[Saved entries]

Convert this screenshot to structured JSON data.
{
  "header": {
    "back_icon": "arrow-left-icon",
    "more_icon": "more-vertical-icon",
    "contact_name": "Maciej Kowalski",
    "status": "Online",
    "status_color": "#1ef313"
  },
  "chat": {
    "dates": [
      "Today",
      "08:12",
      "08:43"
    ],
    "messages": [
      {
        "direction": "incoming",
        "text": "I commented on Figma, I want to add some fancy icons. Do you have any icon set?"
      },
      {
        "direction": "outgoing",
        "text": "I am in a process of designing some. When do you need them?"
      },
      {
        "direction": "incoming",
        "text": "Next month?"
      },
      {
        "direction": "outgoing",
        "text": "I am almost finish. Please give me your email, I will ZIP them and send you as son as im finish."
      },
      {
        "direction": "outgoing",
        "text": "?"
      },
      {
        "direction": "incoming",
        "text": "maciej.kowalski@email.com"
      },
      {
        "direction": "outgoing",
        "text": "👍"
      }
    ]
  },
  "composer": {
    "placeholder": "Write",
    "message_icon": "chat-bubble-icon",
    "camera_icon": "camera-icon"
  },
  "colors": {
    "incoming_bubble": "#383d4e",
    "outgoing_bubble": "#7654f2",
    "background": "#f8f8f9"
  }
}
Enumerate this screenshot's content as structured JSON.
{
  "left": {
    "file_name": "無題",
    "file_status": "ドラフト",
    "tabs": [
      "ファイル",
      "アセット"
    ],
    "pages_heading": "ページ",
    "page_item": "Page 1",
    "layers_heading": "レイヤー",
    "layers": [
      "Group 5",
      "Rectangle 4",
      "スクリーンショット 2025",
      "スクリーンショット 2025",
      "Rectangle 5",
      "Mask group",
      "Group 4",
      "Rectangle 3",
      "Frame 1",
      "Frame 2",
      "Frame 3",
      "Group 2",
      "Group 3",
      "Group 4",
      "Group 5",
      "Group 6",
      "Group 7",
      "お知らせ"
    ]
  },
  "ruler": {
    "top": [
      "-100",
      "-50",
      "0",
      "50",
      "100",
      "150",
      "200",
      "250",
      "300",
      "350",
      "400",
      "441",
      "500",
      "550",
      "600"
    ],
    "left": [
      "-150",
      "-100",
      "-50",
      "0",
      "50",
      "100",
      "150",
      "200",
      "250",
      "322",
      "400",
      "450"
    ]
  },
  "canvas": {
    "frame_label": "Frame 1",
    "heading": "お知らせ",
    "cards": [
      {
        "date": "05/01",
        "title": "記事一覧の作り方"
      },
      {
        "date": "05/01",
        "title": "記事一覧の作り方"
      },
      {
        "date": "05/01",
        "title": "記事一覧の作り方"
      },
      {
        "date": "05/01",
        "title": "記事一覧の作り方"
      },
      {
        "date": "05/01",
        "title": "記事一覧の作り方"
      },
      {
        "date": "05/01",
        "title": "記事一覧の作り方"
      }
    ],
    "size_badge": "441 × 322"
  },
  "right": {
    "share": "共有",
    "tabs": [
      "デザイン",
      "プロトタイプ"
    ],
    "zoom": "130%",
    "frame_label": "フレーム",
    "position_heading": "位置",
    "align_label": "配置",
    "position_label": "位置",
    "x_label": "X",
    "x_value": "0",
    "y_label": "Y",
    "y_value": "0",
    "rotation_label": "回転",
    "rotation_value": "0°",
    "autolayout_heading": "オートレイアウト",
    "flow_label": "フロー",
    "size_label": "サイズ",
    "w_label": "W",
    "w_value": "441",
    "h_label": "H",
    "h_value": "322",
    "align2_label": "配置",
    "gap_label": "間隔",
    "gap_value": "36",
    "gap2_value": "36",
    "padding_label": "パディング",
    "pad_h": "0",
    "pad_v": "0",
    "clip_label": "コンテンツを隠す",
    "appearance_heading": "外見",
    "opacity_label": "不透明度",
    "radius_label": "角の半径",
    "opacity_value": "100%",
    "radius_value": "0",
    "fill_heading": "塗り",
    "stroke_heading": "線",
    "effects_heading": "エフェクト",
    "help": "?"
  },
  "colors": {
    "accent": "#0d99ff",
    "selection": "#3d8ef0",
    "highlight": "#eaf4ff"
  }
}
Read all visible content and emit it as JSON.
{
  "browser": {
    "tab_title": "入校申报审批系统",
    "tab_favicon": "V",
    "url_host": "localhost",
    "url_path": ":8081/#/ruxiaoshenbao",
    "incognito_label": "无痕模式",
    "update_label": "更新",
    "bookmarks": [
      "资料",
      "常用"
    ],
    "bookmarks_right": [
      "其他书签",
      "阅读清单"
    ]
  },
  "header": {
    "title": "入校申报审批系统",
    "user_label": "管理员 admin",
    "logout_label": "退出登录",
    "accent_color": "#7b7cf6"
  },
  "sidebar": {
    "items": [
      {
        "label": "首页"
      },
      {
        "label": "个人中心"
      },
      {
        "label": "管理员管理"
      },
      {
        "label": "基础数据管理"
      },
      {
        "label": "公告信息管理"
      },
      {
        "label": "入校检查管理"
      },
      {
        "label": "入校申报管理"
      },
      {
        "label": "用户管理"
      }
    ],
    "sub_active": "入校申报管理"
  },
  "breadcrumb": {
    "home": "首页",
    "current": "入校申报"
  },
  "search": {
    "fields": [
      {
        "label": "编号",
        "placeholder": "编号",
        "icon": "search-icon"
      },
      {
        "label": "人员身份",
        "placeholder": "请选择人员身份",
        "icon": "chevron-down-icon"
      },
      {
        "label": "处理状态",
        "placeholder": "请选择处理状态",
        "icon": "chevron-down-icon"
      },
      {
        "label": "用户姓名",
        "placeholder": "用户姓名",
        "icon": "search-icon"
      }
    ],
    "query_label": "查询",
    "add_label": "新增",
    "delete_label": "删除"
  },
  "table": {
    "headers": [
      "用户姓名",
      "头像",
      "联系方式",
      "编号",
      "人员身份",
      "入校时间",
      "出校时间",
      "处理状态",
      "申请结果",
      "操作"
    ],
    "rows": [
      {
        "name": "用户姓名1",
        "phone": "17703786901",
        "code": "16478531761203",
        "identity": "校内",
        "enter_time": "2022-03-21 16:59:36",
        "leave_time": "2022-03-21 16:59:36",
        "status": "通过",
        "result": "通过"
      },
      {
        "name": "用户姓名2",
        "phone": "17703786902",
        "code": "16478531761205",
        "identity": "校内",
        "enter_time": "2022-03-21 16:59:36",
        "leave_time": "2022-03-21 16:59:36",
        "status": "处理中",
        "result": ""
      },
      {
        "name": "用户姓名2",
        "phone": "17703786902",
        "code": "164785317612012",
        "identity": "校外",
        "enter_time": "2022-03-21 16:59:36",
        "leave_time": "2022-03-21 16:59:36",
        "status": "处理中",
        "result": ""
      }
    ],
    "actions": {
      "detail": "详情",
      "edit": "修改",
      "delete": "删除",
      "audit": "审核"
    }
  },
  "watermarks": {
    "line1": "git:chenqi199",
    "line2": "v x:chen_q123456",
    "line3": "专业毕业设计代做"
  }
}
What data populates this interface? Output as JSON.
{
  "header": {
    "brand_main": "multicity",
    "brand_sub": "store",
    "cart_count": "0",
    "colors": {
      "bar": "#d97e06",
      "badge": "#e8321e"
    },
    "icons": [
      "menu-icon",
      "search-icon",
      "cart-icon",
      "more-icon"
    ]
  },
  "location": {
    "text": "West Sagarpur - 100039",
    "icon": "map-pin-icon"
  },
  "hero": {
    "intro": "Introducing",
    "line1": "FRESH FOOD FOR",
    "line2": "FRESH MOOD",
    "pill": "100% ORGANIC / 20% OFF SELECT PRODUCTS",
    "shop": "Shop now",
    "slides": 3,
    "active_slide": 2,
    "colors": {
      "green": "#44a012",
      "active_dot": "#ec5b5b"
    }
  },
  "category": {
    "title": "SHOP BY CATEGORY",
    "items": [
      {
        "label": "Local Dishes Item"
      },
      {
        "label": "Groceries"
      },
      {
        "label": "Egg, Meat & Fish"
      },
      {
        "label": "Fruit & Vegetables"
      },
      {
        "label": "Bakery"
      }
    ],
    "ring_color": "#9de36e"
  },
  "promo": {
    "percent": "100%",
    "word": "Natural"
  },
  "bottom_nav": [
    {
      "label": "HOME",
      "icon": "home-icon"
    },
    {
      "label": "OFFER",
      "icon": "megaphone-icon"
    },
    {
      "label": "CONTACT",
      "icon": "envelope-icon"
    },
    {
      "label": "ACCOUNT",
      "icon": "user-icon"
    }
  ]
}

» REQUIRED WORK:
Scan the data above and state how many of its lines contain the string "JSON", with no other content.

» SOLUTION FOR THIS EXERCISE:
4